- Aim of the exercise
Could you copy out every line of the data where the word "mamang" occurs?

------ Records for this exercise

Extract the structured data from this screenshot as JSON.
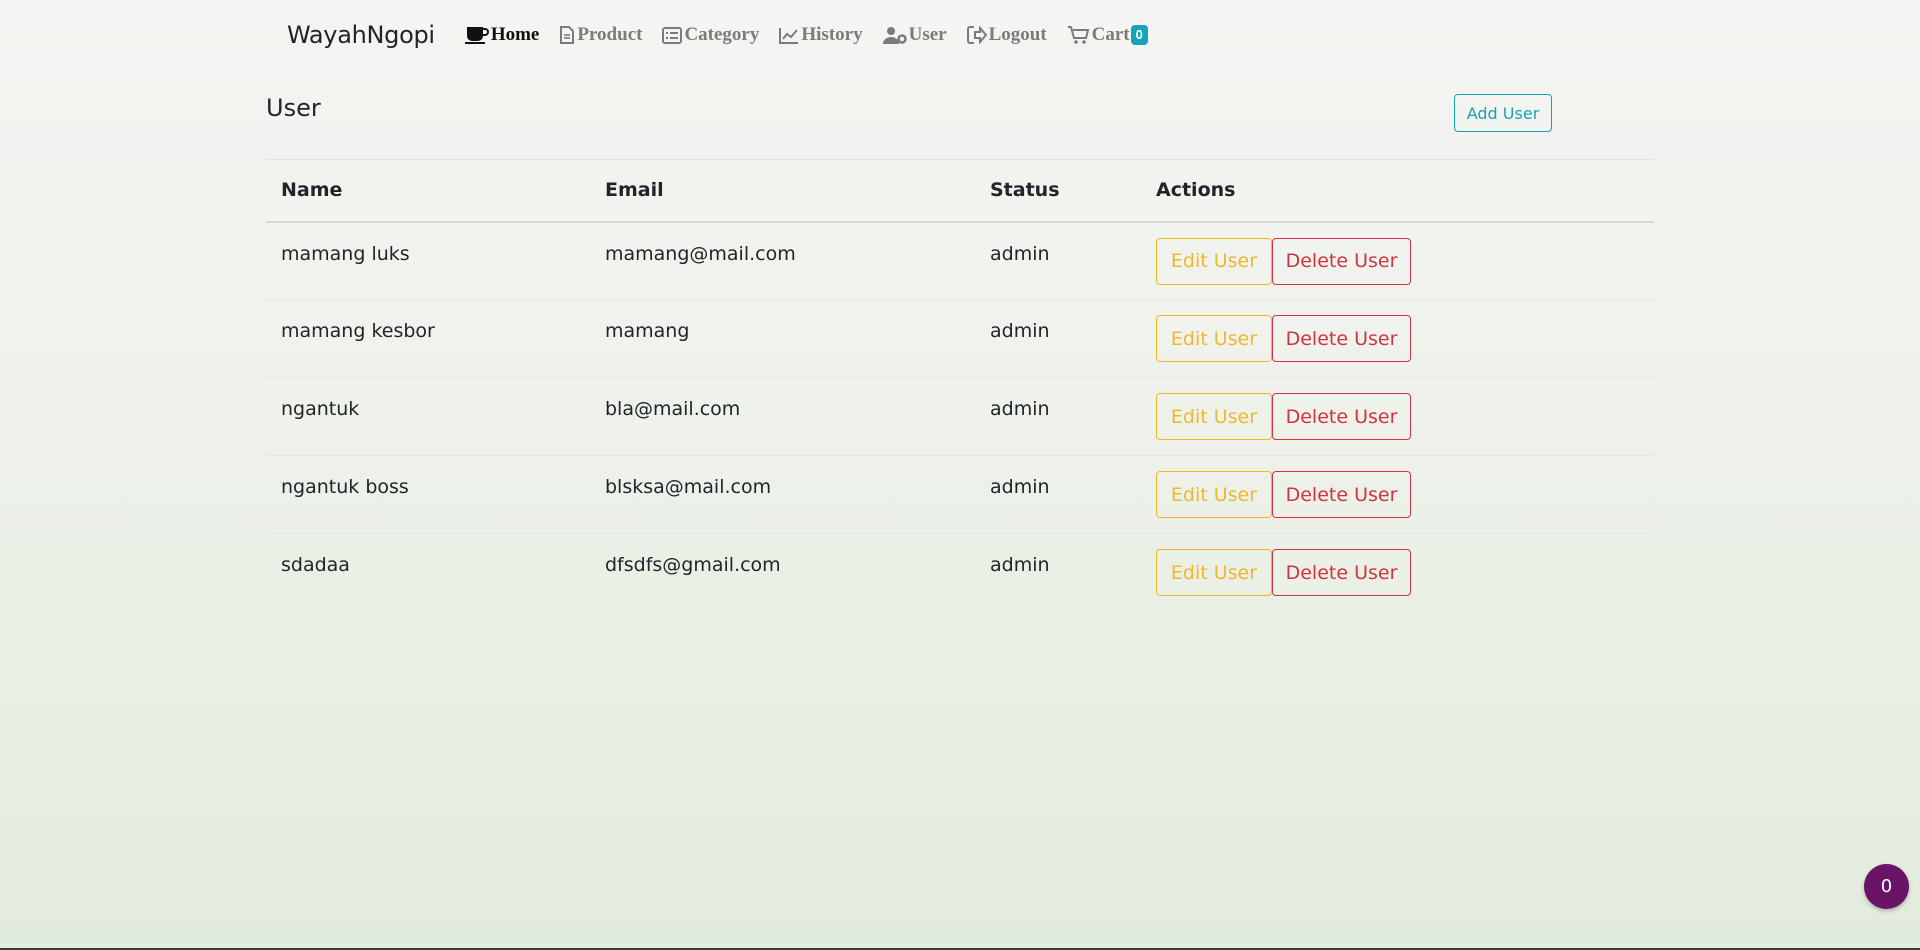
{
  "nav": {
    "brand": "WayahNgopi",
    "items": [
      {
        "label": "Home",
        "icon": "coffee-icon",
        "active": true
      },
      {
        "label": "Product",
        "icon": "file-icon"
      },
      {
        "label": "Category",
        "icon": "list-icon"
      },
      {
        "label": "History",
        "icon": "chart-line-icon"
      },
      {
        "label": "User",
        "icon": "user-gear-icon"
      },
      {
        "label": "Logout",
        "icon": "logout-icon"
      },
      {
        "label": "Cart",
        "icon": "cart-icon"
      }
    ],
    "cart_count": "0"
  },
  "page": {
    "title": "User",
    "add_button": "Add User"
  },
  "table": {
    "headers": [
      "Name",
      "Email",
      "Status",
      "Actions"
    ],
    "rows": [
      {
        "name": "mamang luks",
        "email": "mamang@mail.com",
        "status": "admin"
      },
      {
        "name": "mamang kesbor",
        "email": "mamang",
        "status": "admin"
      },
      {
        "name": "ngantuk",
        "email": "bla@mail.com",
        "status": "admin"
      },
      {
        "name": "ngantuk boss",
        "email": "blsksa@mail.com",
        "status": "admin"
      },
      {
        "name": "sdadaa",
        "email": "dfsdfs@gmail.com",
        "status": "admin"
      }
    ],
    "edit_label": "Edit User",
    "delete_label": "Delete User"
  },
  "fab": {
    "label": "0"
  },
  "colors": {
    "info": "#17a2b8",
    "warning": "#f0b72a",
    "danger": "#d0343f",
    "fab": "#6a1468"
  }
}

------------
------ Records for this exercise

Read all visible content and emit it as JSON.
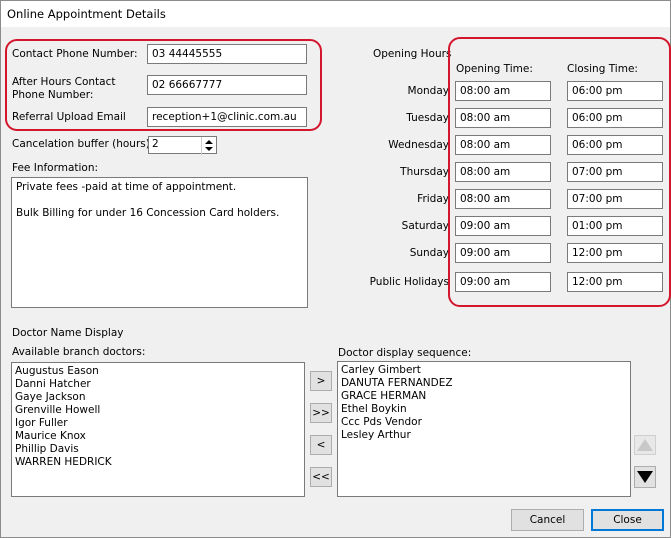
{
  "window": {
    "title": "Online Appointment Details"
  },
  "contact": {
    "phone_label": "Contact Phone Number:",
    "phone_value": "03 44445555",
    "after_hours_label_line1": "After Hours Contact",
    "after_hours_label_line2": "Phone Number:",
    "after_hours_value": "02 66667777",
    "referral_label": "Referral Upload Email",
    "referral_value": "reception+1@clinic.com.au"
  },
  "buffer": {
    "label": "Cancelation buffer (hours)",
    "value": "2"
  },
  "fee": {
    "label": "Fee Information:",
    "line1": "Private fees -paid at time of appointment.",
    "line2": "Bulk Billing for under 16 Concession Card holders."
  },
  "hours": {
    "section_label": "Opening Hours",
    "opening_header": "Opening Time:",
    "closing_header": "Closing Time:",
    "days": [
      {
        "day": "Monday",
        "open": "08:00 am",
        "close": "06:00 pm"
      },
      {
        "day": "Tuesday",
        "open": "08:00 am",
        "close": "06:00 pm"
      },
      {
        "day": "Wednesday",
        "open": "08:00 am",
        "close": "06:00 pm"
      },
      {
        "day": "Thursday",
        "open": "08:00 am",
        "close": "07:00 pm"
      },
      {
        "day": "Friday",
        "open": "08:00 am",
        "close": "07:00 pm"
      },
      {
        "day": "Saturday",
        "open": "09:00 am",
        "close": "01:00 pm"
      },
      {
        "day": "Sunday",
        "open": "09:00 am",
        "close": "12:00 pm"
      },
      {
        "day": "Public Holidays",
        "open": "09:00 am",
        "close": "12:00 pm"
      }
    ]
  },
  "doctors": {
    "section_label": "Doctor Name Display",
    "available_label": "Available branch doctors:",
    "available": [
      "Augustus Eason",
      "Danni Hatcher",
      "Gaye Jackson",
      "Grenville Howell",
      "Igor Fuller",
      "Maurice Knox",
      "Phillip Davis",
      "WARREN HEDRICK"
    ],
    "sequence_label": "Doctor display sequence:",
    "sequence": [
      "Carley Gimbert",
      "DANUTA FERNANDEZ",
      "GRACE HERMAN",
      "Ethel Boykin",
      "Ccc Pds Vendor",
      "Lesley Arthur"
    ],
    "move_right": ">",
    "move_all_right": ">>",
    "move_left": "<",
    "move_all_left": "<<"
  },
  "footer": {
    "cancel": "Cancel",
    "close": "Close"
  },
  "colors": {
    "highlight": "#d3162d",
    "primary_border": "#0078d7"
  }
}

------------

- Response
        "name": "mamang luks",
        "email": "mamang@mail.com",
        "name": "mamang kesbor",
        "email": "mamang",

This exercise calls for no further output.